Work task: Reproduce every record verbatim but drop the pictures.

Supplied records:
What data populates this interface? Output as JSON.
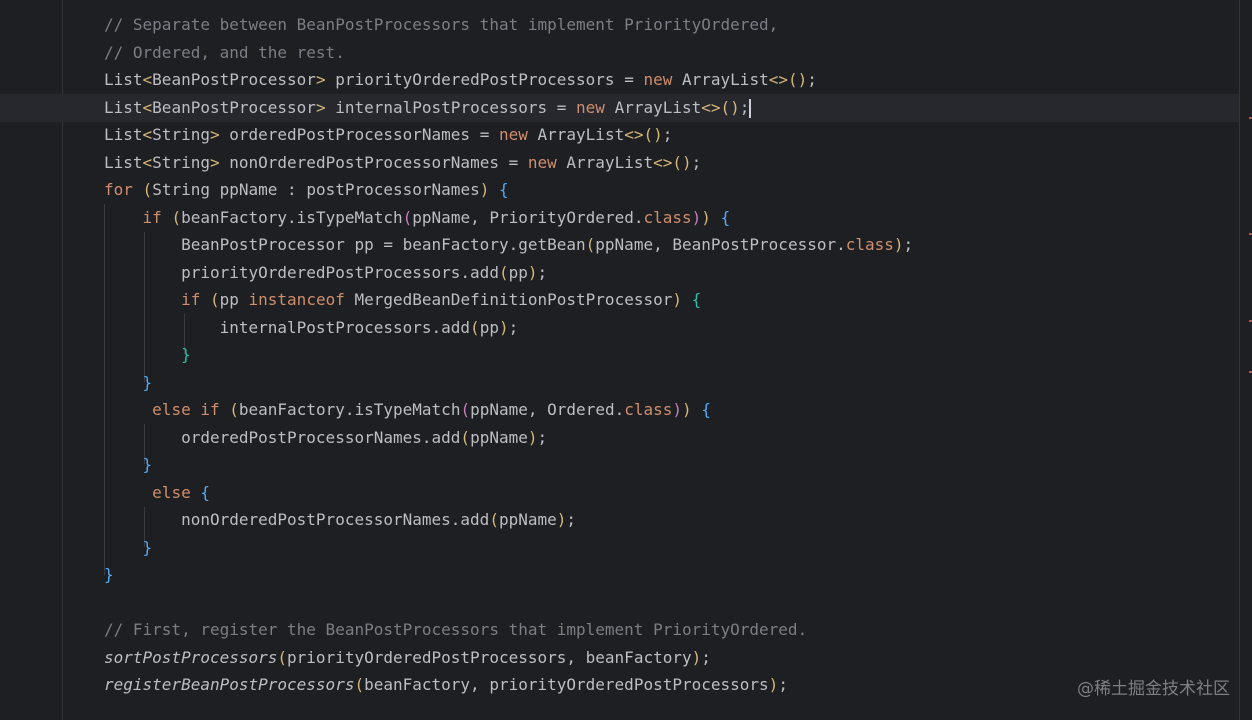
{
  "editor": {
    "language": "java",
    "lines": [
      [
        {
          "t": "// Separate between BeanPostProcessors that implement PriorityOrdered,",
          "c": "comment"
        }
      ],
      [
        {
          "t": "// Ordered, and the rest.",
          "c": "comment"
        }
      ],
      [
        {
          "t": "List"
        },
        {
          "t": "<",
          "c": "b1"
        },
        {
          "t": "BeanPostProcessor"
        },
        {
          "t": ">",
          "c": "b1"
        },
        {
          "t": " priorityOrderedPostProcessors = "
        },
        {
          "t": "new",
          "c": "keyword"
        },
        {
          "t": " ArrayList"
        },
        {
          "t": "<>",
          "c": "b1"
        },
        {
          "t": "()",
          "c": "b1"
        },
        {
          "t": ";"
        }
      ],
      [
        {
          "t": "List"
        },
        {
          "t": "<",
          "c": "b1"
        },
        {
          "t": "BeanPostProcessor"
        },
        {
          "t": ">",
          "c": "b1"
        },
        {
          "t": " internalPostProcessors = "
        },
        {
          "t": "new",
          "c": "keyword"
        },
        {
          "t": " ArrayList"
        },
        {
          "t": "<>",
          "c": "b1"
        },
        {
          "t": "()",
          "c": "b1"
        },
        {
          "t": ";"
        },
        {
          "caret": true
        }
      ],
      [
        {
          "t": "List"
        },
        {
          "t": "<",
          "c": "b1"
        },
        {
          "t": "String"
        },
        {
          "t": ">",
          "c": "b1"
        },
        {
          "t": " orderedPostProcessorNames = "
        },
        {
          "t": "new",
          "c": "keyword"
        },
        {
          "t": " ArrayList"
        },
        {
          "t": "<>",
          "c": "b1"
        },
        {
          "t": "()",
          "c": "b1"
        },
        {
          "t": ";"
        }
      ],
      [
        {
          "t": "List"
        },
        {
          "t": "<",
          "c": "b1"
        },
        {
          "t": "String"
        },
        {
          "t": ">",
          "c": "b1"
        },
        {
          "t": " nonOrderedPostProcessorNames = "
        },
        {
          "t": "new",
          "c": "keyword"
        },
        {
          "t": " ArrayList"
        },
        {
          "t": "<>",
          "c": "b1"
        },
        {
          "t": "()",
          "c": "b1"
        },
        {
          "t": ";"
        }
      ],
      [
        {
          "t": "for",
          "c": "keyword"
        },
        {
          "t": " "
        },
        {
          "t": "(",
          "c": "b1"
        },
        {
          "t": "String ppName : postProcessorNames"
        },
        {
          "t": ")",
          "c": "b1"
        },
        {
          "t": " "
        },
        {
          "t": "{",
          "c": "b3"
        }
      ],
      [
        {
          "t": "    "
        },
        {
          "t": "if",
          "c": "keyword"
        },
        {
          "t": " "
        },
        {
          "t": "(",
          "c": "b1"
        },
        {
          "t": "beanFactory.isTypeMatch"
        },
        {
          "t": "(",
          "c": "b2"
        },
        {
          "t": "ppName, PriorityOrdered."
        },
        {
          "t": "class",
          "c": "keyword"
        },
        {
          "t": ")",
          "c": "b2"
        },
        {
          "t": ")",
          "c": "b1"
        },
        {
          "t": " "
        },
        {
          "t": "{",
          "c": "b3"
        }
      ],
      [
        {
          "t": "        BeanPostProcessor pp = beanFactory.getBean"
        },
        {
          "t": "(",
          "c": "b1"
        },
        {
          "t": "ppName, BeanPostProcessor."
        },
        {
          "t": "class",
          "c": "keyword"
        },
        {
          "t": ")",
          "c": "b1"
        },
        {
          "t": ";"
        }
      ],
      [
        {
          "t": "        priorityOrderedPostProcessors.add"
        },
        {
          "t": "(",
          "c": "b1"
        },
        {
          "t": "pp"
        },
        {
          "t": ")",
          "c": "b1"
        },
        {
          "t": ";"
        }
      ],
      [
        {
          "t": "        "
        },
        {
          "t": "if",
          "c": "keyword"
        },
        {
          "t": " "
        },
        {
          "t": "(",
          "c": "b1"
        },
        {
          "t": "pp "
        },
        {
          "t": "instanceof",
          "c": "keyword"
        },
        {
          "t": " MergedBeanDefinitionPostProcessor"
        },
        {
          "t": ")",
          "c": "b1"
        },
        {
          "t": " "
        },
        {
          "t": "{",
          "c": "b4"
        }
      ],
      [
        {
          "t": "            internalPostProcessors.add"
        },
        {
          "t": "(",
          "c": "b1"
        },
        {
          "t": "pp"
        },
        {
          "t": ")",
          "c": "b1"
        },
        {
          "t": ";"
        }
      ],
      [
        {
          "t": "        "
        },
        {
          "t": "}",
          "c": "b4"
        }
      ],
      [
        {
          "t": "    "
        },
        {
          "t": "}",
          "c": "b3"
        }
      ],
      [
        {
          "t": "     "
        },
        {
          "t": "else if",
          "c": "keyword"
        },
        {
          "t": " "
        },
        {
          "t": "(",
          "c": "b1"
        },
        {
          "t": "beanFactory.isTypeMatch"
        },
        {
          "t": "(",
          "c": "b2"
        },
        {
          "t": "ppName, Ordered."
        },
        {
          "t": "class",
          "c": "keyword"
        },
        {
          "t": ")",
          "c": "b2"
        },
        {
          "t": ")",
          "c": "b1"
        },
        {
          "t": " "
        },
        {
          "t": "{",
          "c": "b3"
        }
      ],
      [
        {
          "t": "        orderedPostProcessorNames.add"
        },
        {
          "t": "(",
          "c": "b1"
        },
        {
          "t": "ppName"
        },
        {
          "t": ")",
          "c": "b1"
        },
        {
          "t": ";"
        }
      ],
      [
        {
          "t": "    "
        },
        {
          "t": "}",
          "c": "b3"
        }
      ],
      [
        {
          "t": "     "
        },
        {
          "t": "else",
          "c": "keyword"
        },
        {
          "t": " "
        },
        {
          "t": "{",
          "c": "b3"
        }
      ],
      [
        {
          "t": "        nonOrderedPostProcessorNames.add"
        },
        {
          "t": "(",
          "c": "b1"
        },
        {
          "t": "ppName"
        },
        {
          "t": ")",
          "c": "b1"
        },
        {
          "t": ";"
        }
      ],
      [
        {
          "t": "    "
        },
        {
          "t": "}",
          "c": "b3"
        }
      ],
      [
        {
          "t": "}",
          "c": "b3"
        }
      ],
      [],
      [
        {
          "t": "// First, register the BeanPostProcessors that implement PriorityOrdered.",
          "c": "comment"
        }
      ],
      [
        {
          "t": "sortPostProcessors",
          "c": "italic"
        },
        {
          "t": "(",
          "c": "b1"
        },
        {
          "t": "priorityOrderedPostProcessors, beanFactory"
        },
        {
          "t": ")",
          "c": "b1"
        },
        {
          "t": ";"
        }
      ],
      [
        {
          "t": "registerBeanPostProcessors",
          "c": "italic"
        },
        {
          "t": "(",
          "c": "b1"
        },
        {
          "t": "beanFactory, priorityOrderedPostProcessors"
        },
        {
          "t": ")",
          "c": "b1"
        },
        {
          "t": ";"
        }
      ]
    ]
  },
  "watermark": "@稀土掘金技术社区",
  "colors": {
    "background": "#1e1f22",
    "text": "#bcbec4",
    "comment": "#7a7e85",
    "keyword": "#cf8e6d",
    "bracket_1": "#d5b778",
    "bracket_2": "#c77dbb",
    "bracket_3": "#56a8f5",
    "bracket_4": "#2fbfa5",
    "caret_line": "#26282e",
    "error_stripe": "#c94f4f"
  }
}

Task result:
What data populates this interface? Output as JSON.
{
  "editor": {
    "language": "java",
    "lines": [
      [
        {
          "t": "// Separate between BeanPostProcessors that implement PriorityOrdered,",
          "c": "comment"
        }
      ],
      [
        {
          "t": "// Ordered, and the rest.",
          "c": "comment"
        }
      ],
      [
        {
          "t": "List"
        },
        {
          "t": "<",
          "c": "b1"
        },
        {
          "t": "BeanPostProcessor"
        },
        {
          "t": ">",
          "c": "b1"
        },
        {
          "t": " priorityOrderedPostProcessors = "
        },
        {
          "t": "new",
          "c": "keyword"
        },
        {
          "t": " ArrayList"
        },
        {
          "t": "<>",
          "c": "b1"
        },
        {
          "t": "()",
          "c": "b1"
        },
        {
          "t": ";"
        }
      ],
      [
        {
          "t": "List"
        },
        {
          "t": "<",
          "c": "b1"
        },
        {
          "t": "BeanPostProcessor"
        },
        {
          "t": ">",
          "c": "b1"
        },
        {
          "t": " internalPostProcessors = "
        },
        {
          "t": "new",
          "c": "keyword"
        },
        {
          "t": " ArrayList"
        },
        {
          "t": "<>",
          "c": "b1"
        },
        {
          "t": "()",
          "c": "b1"
        },
        {
          "t": ";"
        },
        {
          "caret": true
        }
      ],
      [
        {
          "t": "List"
        },
        {
          "t": "<",
          "c": "b1"
        },
        {
          "t": "String"
        },
        {
          "t": ">",
          "c": "b1"
        },
        {
          "t": " orderedPostProcessorNames = "
        },
        {
          "t": "new",
          "c": "keyword"
        },
        {
          "t": " ArrayList"
        },
        {
          "t": "<>",
          "c": "b1"
        },
        {
          "t": "()",
          "c": "b1"
        },
        {
          "t": ";"
        }
      ],
      [
        {
          "t": "List"
        },
        {
          "t": "<",
          "c": "b1"
        },
        {
          "t": "String"
        },
        {
          "t": ">",
          "c": "b1"
        },
        {
          "t": " nonOrderedPostProcessorNames = "
        },
        {
          "t": "new",
          "c": "keyword"
        },
        {
          "t": " ArrayList"
        },
        {
          "t": "<>",
          "c": "b1"
        },
        {
          "t": "()",
          "c": "b1"
        },
        {
          "t": ";"
        }
      ],
      [
        {
          "t": "for",
          "c": "keyword"
        },
        {
          "t": " "
        },
        {
          "t": "(",
          "c": "b1"
        },
        {
          "t": "String ppName : postProcessorNames"
        },
        {
          "t": ")",
          "c": "b1"
        },
        {
          "t": " "
        },
        {
          "t": "{",
          "c": "b3"
        }
      ],
      [
        {
          "t": "    "
        },
        {
          "t": "if",
          "c": "keyword"
        },
        {
          "t": " "
        },
        {
          "t": "(",
          "c": "b1"
        },
        {
          "t": "beanFactory.isTypeMatch"
        },
        {
          "t": "(",
          "c": "b2"
        },
        {
          "t": "ppName, PriorityOrdered."
        },
        {
          "t": "class",
          "c": "keyword"
        },
        {
          "t": ")",
          "c": "b2"
        },
        {
          "t": ")",
          "c": "b1"
        },
        {
          "t": " "
        },
        {
          "t": "{",
          "c": "b3"
        }
      ],
      [
        {
          "t": "        BeanPostProcessor pp = beanFactory.getBean"
        },
        {
          "t": "(",
          "c": "b1"
        },
        {
          "t": "ppName, BeanPostProcessor."
        },
        {
          "t": "class",
          "c": "keyword"
        },
        {
          "t": ")",
          "c": "b1"
        },
        {
          "t": ";"
        }
      ],
      [
        {
          "t": "        priorityOrderedPostProcessors.add"
        },
        {
          "t": "(",
          "c": "b1"
        },
        {
          "t": "pp"
        },
        {
          "t": ")",
          "c": "b1"
        },
        {
          "t": ";"
        }
      ],
      [
        {
          "t": "        "
        },
        {
          "t": "if",
          "c": "keyword"
        },
        {
          "t": " "
        },
        {
          "t": "(",
          "c": "b1"
        },
        {
          "t": "pp "
        },
        {
          "t": "instanceof",
          "c": "keyword"
        },
        {
          "t": " MergedBeanDefinitionPostProcessor"
        },
        {
          "t": ")",
          "c": "b1"
        },
        {
          "t": " "
        },
        {
          "t": "{",
          "c": "b4"
        }
      ],
      [
        {
          "t": "            internalPostProcessors.add"
        },
        {
          "t": "(",
          "c": "b1"
        },
        {
          "t": "pp"
        },
        {
          "t": ")",
          "c": "b1"
        },
        {
          "t": ";"
        }
      ],
      [
        {
          "t": "        "
        },
        {
          "t": "}",
          "c": "b4"
        }
      ],
      [
        {
          "t": "    "
        },
        {
          "t": "}",
          "c": "b3"
        }
      ],
      [
        {
          "t": "     "
        },
        {
          "t": "else if",
          "c": "keyword"
        },
        {
          "t": " "
        },
        {
          "t": "(",
          "c": "b1"
        },
        {
          "t": "beanFactory.isTypeMatch"
        },
        {
          "t": "(",
          "c": "b2"
        },
        {
          "t": "ppName, Ordered."
        },
        {
          "t": "class",
          "c": "keyword"
        },
        {
          "t": ")",
          "c": "b2"
        },
        {
          "t": ")",
          "c": "b1"
        },
        {
          "t": " "
        },
        {
          "t": "{",
          "c": "b3"
        }
      ],
      [
        {
          "t": "        orderedPostProcessorNames.add"
        },
        {
          "t": "(",
          "c": "b1"
        },
        {
          "t": "ppName"
        },
        {
          "t": ")",
          "c": "b1"
        },
        {
          "t": ";"
        }
      ],
      [
        {
          "t": "    "
        },
        {
          "t": "}",
          "c": "b3"
        }
      ],
      [
        {
          "t": "     "
        },
        {
          "t": "else",
          "c": "keyword"
        },
        {
          "t": " "
        },
        {
          "t": "{",
          "c": "b3"
        }
      ],
      [
        {
          "t": "        nonOrderedPostProcessorNames.add"
        },
        {
          "t": "(",
          "c": "b1"
        },
        {
          "t": "ppName"
        },
        {
          "t": ")",
          "c": "b1"
        },
        {
          "t": ";"
        }
      ],
      [
        {
          "t": "    "
        },
        {
          "t": "}",
          "c": "b3"
        }
      ],
      [
        {
          "t": "}",
          "c": "b3"
        }
      ],
      [],
      [
        {
          "t": "// First, register the BeanPostProcessors that implement PriorityOrdered.",
          "c": "comment"
        }
      ],
      [
        {
          "t": "sortPostProcessors",
          "c": "italic"
        },
        {
          "t": "(",
          "c": "b1"
        },
        {
          "t": "priorityOrderedPostProcessors, beanFactory"
        },
        {
          "t": ")",
          "c": "b1"
        },
        {
          "t": ";"
        }
      ],
      [
        {
          "t": "registerBeanPostProcessors",
          "c": "italic"
        },
        {
          "t": "(",
          "c": "b1"
        },
        {
          "t": "beanFactory, priorityOrderedPostProcessors"
        },
        {
          "t": ")",
          "c": "b1"
        },
        {
          "t": ";"
        }
      ]
    ]
  },
  "watermark": "@稀土掘金技术社区",
  "colors": {
    "background": "#1e1f22",
    "text": "#bcbec4",
    "comment": "#7a7e85",
    "keyword": "#cf8e6d",
    "bracket_1": "#d5b778",
    "bracket_2": "#c77dbb",
    "bracket_3": "#56a8f5",
    "bracket_4": "#2fbfa5",
    "caret_line": "#26282e",
    "error_stripe": "#c94f4f"
  }
}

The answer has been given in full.